“Why” is a great word for parents as well, because it helps us understand why we can sometimes react so unevenly to stressors. Why can I stay so calm during a child’s meltdown, but react so strongly when one sibling is taunting another? Does it have to do with my own unresolved feelings about sibling bullying? Why are Tuesday nights so difficult in our home? Is there a way to manage the schedule on Tuesdays better? “Why” is great for figuring out whether there are still ghosts from our past that are interfering with our parenting today. Frequently, when we do respond disproportionately with our children, it’s either due to our own stress levels or due to feelings from our childhood. Why helps us figure out the patterns that lead to our behavior. (To read more about Post-Traumatic Parenting, click here.)


There’s a wonderful picture book by Peter Reynolds called Ish. I recommend that every parent buy the book and use it to discuss perfectionism with their children. Ish describes the way an older sibling’s mocking causes a young boy to stop trying to draw, until his sister teaches him the power of “ish.” Rather than try to draw a perfect flower, draw a “flower-ish” or a “dog-ish” or a “pencil-ish.” Soon, the boy regains the joy of creation. When I’m working with a child who is intimidated by starting a new skill, we talk about how to do a good job—ish, and that’s all that matters. It doesn’t have to be a perfect score, or a winning goal, or the best cartwheel in the class. To start, all we need is to try, and do it “ish.”

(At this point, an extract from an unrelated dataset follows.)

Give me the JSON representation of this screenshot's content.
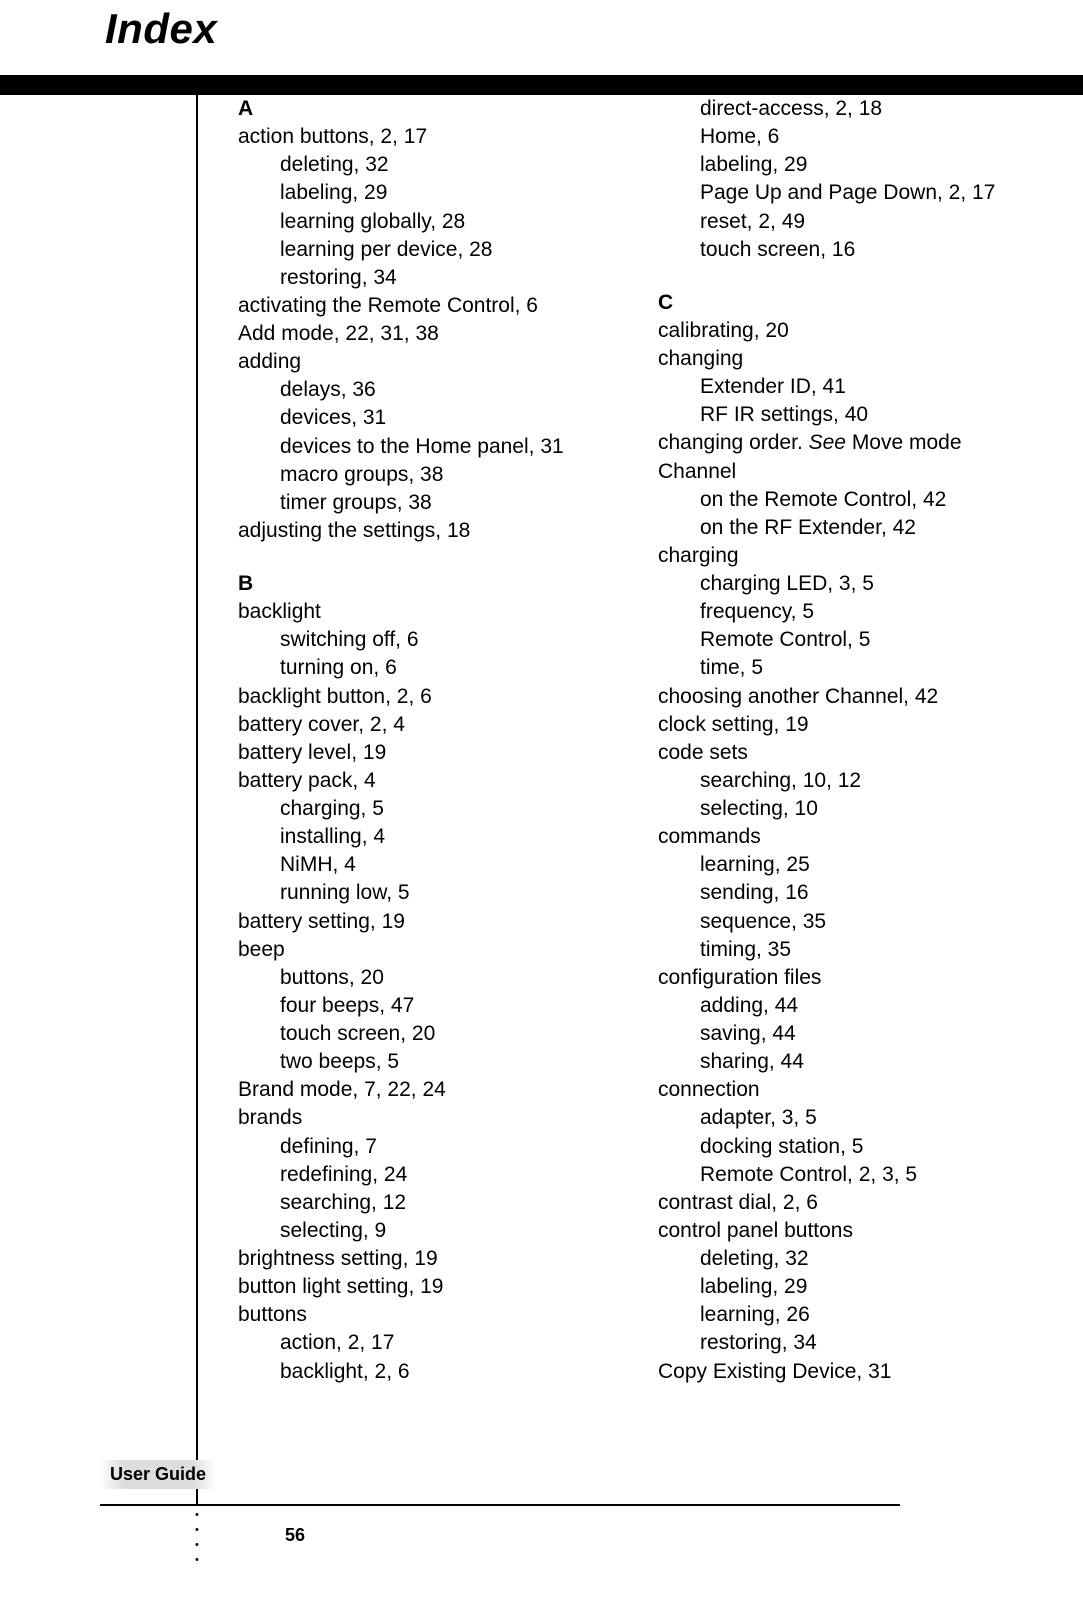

The same goes for parenting. We can get lost in an endless cataloging of our parenting ills and triumphs. But the truth is, we need to parent responsively-ish. As D.W. Winnicott said, small failures on the part of a parent are healthy for a child. Parenting doesn’t come down to perfection, it comes down to connection, inevitable failures, and our ability to repair them. 

Sometimes, parenting in stressful situations can be as simple as adding some three-letter words to our vocabularies. I’d love to hear from fellow parents about other three-letter words that can help.

© Robyn Koslowitz, Ph.D. 2020 All rights reserved. Unauthorized reproduction in any form prohibited.